╔══
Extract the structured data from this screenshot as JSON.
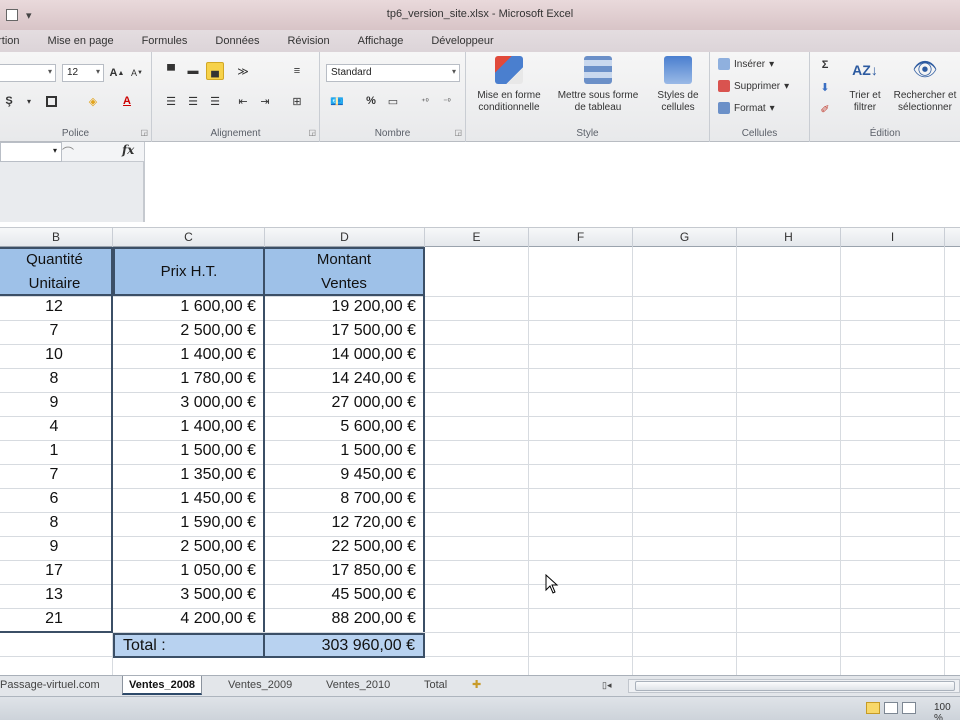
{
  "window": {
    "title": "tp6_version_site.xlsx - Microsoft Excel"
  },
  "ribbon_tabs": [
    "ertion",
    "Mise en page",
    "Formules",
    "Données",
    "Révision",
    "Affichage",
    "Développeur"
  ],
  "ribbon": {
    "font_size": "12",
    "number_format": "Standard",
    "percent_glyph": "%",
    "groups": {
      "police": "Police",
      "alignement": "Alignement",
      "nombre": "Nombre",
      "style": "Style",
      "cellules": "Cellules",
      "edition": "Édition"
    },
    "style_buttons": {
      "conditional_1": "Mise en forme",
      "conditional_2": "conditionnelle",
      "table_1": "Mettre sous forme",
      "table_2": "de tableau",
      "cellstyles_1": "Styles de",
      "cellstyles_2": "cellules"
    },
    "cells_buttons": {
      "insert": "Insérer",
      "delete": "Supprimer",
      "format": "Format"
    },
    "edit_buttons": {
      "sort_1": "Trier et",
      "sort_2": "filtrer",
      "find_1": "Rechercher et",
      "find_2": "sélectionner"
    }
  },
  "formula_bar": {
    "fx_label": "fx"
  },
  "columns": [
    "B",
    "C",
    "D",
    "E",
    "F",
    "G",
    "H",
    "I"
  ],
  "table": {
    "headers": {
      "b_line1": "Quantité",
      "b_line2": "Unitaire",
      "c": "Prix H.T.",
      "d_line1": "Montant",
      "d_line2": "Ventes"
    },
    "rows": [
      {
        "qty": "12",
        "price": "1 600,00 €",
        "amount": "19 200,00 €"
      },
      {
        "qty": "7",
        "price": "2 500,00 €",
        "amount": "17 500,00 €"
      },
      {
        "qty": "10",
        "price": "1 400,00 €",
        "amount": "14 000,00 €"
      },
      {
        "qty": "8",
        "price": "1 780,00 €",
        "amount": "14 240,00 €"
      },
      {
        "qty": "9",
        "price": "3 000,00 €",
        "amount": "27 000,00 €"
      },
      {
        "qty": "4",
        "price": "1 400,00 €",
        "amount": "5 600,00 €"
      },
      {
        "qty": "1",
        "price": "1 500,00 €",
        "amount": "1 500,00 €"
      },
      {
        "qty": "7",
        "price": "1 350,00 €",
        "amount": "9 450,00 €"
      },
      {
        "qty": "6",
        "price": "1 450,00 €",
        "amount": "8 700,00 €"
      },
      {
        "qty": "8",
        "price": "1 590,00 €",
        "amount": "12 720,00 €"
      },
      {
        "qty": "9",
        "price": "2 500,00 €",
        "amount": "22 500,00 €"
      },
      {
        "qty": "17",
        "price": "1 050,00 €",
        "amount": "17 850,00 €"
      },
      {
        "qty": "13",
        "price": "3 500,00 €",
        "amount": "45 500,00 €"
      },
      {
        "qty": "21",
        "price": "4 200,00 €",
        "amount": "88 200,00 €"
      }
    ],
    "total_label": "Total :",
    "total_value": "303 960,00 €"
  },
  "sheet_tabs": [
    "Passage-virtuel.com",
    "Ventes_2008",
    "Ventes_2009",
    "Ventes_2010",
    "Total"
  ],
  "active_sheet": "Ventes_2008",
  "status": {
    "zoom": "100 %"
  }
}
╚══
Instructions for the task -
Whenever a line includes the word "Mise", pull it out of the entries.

Exercise result -
    "Mise en page",
      "conditional_1": "Mise en forme",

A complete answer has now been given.